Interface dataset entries
====

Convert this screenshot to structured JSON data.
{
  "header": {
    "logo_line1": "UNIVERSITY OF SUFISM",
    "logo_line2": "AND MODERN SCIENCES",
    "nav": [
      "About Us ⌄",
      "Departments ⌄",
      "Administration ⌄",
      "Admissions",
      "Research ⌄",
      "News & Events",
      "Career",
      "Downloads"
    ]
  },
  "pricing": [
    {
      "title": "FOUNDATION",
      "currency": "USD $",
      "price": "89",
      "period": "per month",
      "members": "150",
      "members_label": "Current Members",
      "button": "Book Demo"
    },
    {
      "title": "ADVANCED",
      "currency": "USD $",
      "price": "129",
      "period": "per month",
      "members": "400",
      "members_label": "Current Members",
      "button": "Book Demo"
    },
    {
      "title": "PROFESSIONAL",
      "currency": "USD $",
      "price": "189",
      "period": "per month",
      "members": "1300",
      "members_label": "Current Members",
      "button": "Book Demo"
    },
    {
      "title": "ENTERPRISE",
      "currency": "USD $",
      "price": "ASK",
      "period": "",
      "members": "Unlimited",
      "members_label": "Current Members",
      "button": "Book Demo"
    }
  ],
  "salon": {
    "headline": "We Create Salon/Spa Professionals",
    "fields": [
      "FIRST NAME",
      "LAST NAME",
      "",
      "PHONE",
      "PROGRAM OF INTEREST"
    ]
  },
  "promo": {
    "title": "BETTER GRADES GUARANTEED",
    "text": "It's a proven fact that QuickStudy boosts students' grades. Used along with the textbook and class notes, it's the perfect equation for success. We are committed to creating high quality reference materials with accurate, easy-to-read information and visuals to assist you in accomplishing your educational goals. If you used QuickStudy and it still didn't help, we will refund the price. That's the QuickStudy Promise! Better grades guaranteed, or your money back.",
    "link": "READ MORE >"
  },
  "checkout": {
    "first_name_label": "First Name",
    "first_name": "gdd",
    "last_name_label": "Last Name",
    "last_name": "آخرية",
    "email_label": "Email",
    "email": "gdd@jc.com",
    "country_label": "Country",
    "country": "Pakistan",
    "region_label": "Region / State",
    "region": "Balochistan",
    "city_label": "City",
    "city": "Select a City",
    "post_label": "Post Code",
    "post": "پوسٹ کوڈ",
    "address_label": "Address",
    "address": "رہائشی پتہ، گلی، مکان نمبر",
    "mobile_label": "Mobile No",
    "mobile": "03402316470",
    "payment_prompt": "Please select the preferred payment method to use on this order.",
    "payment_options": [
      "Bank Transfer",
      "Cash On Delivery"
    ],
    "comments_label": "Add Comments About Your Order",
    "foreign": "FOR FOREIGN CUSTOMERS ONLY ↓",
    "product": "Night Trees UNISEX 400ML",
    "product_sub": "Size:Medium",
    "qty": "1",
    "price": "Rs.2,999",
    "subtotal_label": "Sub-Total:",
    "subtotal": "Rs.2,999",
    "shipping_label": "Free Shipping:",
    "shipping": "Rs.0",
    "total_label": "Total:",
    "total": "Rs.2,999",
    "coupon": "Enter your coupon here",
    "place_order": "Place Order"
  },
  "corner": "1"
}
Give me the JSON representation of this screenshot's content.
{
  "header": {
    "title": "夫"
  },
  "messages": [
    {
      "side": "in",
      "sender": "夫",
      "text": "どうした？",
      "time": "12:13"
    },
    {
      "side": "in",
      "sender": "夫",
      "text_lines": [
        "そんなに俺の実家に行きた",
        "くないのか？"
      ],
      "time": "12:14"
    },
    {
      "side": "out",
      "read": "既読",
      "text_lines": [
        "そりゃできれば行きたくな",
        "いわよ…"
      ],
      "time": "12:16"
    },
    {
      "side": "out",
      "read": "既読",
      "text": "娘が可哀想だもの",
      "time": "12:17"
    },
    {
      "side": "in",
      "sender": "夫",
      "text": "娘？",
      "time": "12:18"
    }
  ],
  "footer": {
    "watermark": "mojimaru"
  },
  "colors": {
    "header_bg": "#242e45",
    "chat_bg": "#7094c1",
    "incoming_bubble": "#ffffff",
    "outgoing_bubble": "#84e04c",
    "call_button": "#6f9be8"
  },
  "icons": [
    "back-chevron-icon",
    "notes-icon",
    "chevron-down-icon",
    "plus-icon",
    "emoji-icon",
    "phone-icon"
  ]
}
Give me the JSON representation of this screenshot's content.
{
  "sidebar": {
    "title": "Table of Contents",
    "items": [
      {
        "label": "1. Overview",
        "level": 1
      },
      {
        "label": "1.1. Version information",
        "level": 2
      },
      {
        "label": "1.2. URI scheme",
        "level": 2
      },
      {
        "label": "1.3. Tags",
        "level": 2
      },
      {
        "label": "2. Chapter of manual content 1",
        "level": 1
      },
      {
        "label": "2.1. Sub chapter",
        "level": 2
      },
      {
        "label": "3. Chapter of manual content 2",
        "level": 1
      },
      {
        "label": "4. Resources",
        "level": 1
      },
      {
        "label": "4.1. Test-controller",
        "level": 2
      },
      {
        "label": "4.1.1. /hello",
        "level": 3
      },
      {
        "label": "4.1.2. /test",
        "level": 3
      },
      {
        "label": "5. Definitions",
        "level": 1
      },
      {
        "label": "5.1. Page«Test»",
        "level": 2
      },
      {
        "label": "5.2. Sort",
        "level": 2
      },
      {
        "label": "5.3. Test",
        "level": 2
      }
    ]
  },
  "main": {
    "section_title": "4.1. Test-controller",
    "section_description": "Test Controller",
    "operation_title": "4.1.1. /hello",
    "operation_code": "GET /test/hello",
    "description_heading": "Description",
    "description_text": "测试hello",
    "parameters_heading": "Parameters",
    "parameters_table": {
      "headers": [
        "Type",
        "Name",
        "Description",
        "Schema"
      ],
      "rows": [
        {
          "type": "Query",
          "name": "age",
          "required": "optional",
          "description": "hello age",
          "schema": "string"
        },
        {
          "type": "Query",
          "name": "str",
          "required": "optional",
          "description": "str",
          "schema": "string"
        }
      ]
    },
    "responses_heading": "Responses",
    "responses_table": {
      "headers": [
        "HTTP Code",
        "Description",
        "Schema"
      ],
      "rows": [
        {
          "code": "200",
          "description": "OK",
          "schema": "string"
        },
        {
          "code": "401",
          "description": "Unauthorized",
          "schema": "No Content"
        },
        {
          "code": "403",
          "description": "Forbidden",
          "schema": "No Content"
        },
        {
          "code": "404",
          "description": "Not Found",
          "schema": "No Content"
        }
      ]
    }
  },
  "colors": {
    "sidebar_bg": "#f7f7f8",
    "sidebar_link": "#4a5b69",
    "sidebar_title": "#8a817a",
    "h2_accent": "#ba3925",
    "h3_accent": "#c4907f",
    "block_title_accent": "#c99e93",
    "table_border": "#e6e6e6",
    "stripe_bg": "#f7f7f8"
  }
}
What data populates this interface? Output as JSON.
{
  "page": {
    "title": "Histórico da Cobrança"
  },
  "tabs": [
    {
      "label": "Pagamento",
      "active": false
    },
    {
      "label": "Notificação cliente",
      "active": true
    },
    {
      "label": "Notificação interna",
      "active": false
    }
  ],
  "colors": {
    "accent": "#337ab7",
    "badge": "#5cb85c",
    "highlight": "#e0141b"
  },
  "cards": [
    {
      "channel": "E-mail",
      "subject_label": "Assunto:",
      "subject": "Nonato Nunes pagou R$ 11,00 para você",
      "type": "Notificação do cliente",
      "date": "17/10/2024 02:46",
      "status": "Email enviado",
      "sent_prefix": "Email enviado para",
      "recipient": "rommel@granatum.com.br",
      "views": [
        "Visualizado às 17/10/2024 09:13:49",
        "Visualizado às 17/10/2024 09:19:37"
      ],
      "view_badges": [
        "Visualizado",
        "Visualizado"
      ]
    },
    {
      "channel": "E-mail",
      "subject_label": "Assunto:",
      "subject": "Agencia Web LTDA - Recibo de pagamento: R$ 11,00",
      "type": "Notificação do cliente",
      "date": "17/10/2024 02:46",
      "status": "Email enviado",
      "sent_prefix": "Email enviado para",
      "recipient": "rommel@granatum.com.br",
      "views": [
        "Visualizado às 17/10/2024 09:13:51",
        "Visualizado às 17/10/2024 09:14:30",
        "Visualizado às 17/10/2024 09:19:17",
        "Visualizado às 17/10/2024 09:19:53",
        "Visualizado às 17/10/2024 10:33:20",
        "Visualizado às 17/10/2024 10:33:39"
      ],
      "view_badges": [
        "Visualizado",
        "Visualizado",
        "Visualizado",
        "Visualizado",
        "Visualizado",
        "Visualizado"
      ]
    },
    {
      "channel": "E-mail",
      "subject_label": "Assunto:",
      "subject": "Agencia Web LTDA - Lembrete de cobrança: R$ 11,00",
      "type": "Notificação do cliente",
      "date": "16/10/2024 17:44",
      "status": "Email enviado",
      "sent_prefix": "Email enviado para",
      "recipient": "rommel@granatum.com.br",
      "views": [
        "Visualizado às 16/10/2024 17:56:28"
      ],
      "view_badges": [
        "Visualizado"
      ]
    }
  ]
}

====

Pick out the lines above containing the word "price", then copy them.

SOLUTION BELOW
      "price": "89",
      "price": "129",
      "price": "189",
      "price": "ASK",
    "text": "It's a proven fact that QuickStudy boosts students' grades. Used along with the textbook and class notes, it's the perfect equation for success. We are committed to creating high quality reference materials with accurate, easy-to-read information and visuals to assist you in accomplishing your educational goals. If you used QuickStudy and it still didn't help, we will refund the price. That's the QuickStudy Promise! Better grades guaranteed, or your money back.",
    "price": "Rs.2,999",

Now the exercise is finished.